Directions for this task:
Across the entries below, the lines containing "label" should be counted and only their number returned.

:: Provided records ::

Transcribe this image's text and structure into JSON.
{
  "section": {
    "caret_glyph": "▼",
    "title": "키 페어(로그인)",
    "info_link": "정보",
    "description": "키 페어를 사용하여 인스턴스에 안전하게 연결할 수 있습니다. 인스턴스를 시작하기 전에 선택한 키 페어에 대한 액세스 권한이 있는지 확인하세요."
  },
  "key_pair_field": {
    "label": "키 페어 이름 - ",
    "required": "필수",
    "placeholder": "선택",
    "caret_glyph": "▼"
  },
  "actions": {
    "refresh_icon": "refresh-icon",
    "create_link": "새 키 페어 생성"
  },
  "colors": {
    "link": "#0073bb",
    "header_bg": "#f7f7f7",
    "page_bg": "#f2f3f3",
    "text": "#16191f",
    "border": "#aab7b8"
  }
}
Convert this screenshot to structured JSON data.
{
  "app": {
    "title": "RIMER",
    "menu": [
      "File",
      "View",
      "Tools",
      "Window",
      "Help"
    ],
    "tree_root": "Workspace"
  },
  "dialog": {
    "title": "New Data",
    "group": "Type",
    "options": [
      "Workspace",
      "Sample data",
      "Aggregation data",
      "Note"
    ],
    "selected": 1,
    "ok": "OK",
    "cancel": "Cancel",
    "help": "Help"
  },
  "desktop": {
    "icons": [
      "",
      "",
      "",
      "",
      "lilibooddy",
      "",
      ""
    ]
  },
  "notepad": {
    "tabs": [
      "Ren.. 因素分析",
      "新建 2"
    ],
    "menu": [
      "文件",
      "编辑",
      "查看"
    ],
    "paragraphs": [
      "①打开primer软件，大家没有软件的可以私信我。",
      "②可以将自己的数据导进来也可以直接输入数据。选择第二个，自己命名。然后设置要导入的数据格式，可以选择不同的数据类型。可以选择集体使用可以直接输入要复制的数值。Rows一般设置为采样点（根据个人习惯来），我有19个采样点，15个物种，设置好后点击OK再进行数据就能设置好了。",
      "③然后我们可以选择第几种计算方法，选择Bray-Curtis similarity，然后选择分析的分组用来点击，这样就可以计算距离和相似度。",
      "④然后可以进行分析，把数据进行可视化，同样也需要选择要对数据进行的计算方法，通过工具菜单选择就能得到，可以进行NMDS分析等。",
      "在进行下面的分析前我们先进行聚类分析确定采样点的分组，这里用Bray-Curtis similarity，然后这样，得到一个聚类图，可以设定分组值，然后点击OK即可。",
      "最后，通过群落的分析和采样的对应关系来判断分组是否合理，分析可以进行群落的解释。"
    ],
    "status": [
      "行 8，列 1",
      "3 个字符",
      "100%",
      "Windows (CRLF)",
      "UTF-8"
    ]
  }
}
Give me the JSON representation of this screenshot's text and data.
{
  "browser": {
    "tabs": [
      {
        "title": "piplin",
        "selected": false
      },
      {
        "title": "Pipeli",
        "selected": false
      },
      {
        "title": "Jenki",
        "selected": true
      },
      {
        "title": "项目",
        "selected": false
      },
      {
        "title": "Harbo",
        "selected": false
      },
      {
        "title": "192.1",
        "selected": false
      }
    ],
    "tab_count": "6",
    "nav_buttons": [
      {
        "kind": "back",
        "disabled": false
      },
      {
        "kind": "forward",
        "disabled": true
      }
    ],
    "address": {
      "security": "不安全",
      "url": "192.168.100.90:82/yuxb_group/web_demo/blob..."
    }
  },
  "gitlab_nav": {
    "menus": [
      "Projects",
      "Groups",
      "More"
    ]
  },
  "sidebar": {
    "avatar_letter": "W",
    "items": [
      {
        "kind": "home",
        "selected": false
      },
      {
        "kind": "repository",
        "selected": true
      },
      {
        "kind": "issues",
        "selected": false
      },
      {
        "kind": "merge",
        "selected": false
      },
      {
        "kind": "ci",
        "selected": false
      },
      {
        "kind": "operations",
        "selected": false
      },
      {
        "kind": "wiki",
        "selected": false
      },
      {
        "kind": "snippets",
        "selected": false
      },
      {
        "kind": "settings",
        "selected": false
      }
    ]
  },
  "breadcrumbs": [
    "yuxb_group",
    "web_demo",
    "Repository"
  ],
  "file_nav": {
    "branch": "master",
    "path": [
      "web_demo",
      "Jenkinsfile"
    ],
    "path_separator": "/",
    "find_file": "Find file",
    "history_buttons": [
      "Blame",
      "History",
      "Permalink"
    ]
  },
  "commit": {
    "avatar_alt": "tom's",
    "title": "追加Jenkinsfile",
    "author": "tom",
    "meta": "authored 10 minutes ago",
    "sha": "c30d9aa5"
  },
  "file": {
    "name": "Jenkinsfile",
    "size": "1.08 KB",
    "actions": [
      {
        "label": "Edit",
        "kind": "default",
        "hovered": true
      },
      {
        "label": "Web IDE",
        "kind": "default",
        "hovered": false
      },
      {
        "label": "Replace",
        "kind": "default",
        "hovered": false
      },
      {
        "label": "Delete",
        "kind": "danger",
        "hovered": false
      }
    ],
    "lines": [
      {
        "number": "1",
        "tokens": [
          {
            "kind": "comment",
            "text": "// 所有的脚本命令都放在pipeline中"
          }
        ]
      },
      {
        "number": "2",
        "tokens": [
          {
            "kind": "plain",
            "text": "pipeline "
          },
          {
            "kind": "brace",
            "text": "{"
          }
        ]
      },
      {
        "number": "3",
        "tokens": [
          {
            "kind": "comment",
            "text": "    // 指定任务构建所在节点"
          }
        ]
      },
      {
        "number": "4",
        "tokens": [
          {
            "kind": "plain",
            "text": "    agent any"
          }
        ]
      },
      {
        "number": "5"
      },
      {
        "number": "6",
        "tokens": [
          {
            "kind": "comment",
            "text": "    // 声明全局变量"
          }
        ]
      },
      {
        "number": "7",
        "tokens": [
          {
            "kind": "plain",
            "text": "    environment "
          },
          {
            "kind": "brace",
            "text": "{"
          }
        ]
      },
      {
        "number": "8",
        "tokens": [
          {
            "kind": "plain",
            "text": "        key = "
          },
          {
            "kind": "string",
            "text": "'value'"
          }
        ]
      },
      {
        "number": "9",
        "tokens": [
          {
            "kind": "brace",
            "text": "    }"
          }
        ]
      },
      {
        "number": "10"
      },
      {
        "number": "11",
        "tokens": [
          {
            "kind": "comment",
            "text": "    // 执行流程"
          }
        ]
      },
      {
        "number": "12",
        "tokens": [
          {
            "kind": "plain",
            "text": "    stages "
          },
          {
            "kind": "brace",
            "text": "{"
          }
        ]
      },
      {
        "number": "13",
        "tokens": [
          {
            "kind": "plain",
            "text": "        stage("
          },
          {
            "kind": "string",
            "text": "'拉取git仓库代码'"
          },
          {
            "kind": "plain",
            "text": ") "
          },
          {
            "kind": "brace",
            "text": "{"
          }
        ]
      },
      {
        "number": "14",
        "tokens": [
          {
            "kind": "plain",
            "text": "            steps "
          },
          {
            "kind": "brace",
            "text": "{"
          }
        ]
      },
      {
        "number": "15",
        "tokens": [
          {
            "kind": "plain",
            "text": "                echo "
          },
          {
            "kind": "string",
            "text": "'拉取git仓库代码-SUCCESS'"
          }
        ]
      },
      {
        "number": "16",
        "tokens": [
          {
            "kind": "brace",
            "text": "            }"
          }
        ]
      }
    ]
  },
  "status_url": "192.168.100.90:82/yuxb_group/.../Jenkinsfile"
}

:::

Exercise answer:
5